15 - 11
(The Downward Spiral, 1994)
Nobody really talks about “Ruiner”, and I’m not really sure why. It’s epic, anxious and soulful without even trying too hard. Maybe people are quick to dismiss it, since it is yet another song on The Downward Spiral that seems to be written about Reznor’s dick , but the fact remains, it is one of the most fearless songs on the album, and also contains one of NIN’s best guitar solos. “Ruiner” never gives us time to breathe, and while this overt willingness to shift wildly from section to section may be alienating in nature, I’m still pretty certain it will go down as a prime example of Reznor at his creative peak.
(With Teeth, 2005)
Now this is what I was hoping Reznor would give us when he promised us a “punch in the face” when it came to the sound/approach of With Teeth. We never really did get that, but “The Line Begins to Blur” is the closest thing on this album. It sort of comes out of nowhere, and before we know it, we are getting completely beat up by the distorted groove. There’s no reason “TLBTB” really should work, since it doesn’t really evolve into anything. But it bravely stays its brutal course, and somehow we all come out the wiser.
(The Downward Spiral, 1994)
This is not Johnny Cash’s song, OK? He didn’t reclaim it, or any of that nonsense. A cover song by nature cannot better the original version, since it wouldn’t fucking exist without the original version. That’s just a fact. Cash did a good job, but it’s not his song, it’s not his words; it’s just a cover. Cash has no stake in “Hurt”; it is, and will forever be, Trent Reznor’s.
Now that I got that off my chest, “Hurt” is an amazing, haunting effort. Truthfully there isn’t a lot to be critical of when it comes to this track. No line is wasted; no note is unneeded. It doesn’t overstay its welcome, and the final notes will carve their way into your psyche without mercy.
(Lost Highway soundtrack, 1997)
There’s a decent chance I’ll get drawn and quartered for including this, especially when you consider me ranking it ahead of NIN staples like “Head Like a Hole” and “Hurt”. Even Reznor hates the thing (to this day it has not been played live). But if you ignore the overly dramatic video, and Trent’s damning analysis, I still maintain it represents a totally mutant and adventurous track that doesn’t adhere to the unwritten “rules” of so many previous NIN efforts previous to this. The stop-start chorus sounds like nothing else in their catalogue, and the drum ‘n bass focus really works within the context of what he’s trying to do here.

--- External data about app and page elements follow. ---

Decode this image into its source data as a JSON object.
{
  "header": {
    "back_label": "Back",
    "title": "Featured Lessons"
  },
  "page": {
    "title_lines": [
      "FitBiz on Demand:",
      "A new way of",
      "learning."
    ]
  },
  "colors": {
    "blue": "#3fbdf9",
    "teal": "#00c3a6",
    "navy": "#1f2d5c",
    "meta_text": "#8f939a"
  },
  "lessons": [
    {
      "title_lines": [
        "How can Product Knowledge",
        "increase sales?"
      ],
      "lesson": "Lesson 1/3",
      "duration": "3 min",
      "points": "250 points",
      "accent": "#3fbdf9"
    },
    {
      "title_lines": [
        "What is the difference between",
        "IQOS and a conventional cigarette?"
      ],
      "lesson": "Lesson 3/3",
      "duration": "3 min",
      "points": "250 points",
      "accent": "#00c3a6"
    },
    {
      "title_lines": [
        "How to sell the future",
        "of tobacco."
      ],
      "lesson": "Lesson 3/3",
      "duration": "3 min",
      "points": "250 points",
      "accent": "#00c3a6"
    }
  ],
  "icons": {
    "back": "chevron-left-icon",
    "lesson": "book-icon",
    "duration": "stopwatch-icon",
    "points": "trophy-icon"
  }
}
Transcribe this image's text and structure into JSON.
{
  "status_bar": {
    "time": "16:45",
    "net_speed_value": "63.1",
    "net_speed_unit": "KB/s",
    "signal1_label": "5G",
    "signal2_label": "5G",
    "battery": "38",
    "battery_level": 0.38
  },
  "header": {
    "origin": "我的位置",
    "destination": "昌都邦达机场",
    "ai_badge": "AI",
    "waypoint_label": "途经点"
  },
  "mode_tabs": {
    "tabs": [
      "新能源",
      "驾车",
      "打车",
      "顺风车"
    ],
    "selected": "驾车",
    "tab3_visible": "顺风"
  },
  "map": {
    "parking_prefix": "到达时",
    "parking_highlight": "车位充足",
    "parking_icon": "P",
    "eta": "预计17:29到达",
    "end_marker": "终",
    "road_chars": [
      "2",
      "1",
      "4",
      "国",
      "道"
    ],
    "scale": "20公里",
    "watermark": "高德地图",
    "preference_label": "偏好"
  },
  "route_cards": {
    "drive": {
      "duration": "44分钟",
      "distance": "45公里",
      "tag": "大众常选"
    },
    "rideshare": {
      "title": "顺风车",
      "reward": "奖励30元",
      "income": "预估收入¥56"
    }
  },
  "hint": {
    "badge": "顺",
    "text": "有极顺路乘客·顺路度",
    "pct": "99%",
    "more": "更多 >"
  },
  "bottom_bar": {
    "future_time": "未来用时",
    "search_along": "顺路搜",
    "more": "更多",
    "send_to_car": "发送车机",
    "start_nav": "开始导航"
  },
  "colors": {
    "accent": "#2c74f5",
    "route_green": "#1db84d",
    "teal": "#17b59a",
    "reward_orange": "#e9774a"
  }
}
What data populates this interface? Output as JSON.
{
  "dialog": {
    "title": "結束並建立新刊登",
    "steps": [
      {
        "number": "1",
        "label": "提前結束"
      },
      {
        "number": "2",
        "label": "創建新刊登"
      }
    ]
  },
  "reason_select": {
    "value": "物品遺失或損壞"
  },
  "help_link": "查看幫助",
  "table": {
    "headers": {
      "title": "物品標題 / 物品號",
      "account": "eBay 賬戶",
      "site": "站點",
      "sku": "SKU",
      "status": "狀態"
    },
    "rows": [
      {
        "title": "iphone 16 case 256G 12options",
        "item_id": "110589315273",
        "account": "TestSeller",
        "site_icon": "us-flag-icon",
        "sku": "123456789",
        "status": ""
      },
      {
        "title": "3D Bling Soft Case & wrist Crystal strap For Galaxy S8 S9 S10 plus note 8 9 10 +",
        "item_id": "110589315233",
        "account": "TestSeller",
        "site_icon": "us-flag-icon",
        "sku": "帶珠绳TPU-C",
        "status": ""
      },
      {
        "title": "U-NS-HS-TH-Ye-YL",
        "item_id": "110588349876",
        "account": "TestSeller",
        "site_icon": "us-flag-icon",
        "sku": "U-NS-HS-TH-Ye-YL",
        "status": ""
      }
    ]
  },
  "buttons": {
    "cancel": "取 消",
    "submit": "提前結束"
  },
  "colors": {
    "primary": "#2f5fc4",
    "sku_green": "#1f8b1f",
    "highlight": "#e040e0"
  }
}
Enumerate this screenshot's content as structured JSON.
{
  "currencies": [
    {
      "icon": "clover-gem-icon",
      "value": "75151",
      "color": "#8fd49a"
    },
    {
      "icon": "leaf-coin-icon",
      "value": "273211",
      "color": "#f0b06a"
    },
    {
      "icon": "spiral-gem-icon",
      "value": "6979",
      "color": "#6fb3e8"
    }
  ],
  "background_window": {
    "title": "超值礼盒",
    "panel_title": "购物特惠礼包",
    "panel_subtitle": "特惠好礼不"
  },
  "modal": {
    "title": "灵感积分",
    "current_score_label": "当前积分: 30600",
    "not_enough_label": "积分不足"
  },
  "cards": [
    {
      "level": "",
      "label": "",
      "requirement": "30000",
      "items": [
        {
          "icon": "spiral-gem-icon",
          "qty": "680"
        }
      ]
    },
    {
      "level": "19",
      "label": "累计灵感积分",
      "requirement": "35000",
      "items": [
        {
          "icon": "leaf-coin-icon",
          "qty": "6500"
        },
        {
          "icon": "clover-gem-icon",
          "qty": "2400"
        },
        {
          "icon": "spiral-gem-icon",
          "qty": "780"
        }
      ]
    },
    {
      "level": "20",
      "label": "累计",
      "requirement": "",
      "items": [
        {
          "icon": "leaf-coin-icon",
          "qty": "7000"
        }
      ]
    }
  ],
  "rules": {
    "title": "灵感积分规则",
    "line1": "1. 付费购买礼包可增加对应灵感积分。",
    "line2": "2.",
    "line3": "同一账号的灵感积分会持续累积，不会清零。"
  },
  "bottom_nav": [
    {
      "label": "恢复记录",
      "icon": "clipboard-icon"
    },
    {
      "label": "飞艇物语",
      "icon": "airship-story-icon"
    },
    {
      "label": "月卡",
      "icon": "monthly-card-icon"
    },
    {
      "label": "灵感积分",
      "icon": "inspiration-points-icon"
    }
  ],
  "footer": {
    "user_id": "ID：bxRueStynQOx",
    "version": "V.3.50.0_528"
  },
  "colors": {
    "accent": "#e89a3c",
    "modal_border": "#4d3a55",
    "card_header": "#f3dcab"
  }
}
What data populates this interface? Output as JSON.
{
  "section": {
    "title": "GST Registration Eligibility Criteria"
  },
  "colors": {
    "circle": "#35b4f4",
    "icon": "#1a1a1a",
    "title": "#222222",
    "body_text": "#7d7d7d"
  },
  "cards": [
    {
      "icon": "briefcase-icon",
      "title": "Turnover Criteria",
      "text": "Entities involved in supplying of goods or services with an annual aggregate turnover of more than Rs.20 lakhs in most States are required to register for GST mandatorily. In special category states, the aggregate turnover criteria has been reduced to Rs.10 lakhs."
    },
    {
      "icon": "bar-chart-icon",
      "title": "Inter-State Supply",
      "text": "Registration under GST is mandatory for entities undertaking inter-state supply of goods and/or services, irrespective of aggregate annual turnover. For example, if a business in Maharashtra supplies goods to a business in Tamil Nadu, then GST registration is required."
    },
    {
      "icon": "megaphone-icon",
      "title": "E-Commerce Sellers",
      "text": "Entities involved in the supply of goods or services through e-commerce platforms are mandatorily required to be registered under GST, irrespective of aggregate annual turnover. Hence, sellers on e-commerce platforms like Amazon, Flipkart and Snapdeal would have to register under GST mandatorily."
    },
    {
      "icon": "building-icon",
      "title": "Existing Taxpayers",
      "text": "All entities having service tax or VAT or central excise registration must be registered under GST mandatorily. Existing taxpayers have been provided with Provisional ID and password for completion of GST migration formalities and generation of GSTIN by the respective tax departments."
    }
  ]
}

“The Perfect Drug” is his bastard soundtrack son he wants to disown, and while he may despise it, I really believe it represents a very fleeting period in his life where he was OK with doing something drastically different with the NIN moniker. It doesn’t sound like NIN—and by extension, it doesn’t sound like Reznor—but to me that’s a good thing.
(Year Zero, 2007)
This will be the last inclusion off Year Zero. I don’t feel any of the tracks on that record could be justified being included in the top ten of NIN’s all-time best songs. Having said that, as a conceptual record it works really brilliantly, but the songs sort of depend on each other, like in any good concept album. As a result of this, I feel I’m being pretty generous putting “My Violent Heart” at number 11.
To me, there is a lot of good material on Year Zero, but “My Violent Heart” represents the first real moment since The Fragile where Reznor sounds supremely confident he can still fuck up a studio with the best of them. It’s impossible to hear the searing chorus and not be reminded why NIN was so quick to enter our hearts years ago: unrelenting aural pressure accompanied by “On hands and knees we crawl / You cannot stop us all / Our bones, our skin / We will not let you in!” Oh man. At that moment I was sold that he was still one of the best sonic architects working today, and not just some guy now content to spend his days writing songs on a laptop. That stern reminder made a real impression on me, and was probably the last NIN song released that was fueled purely by such effective vitriol.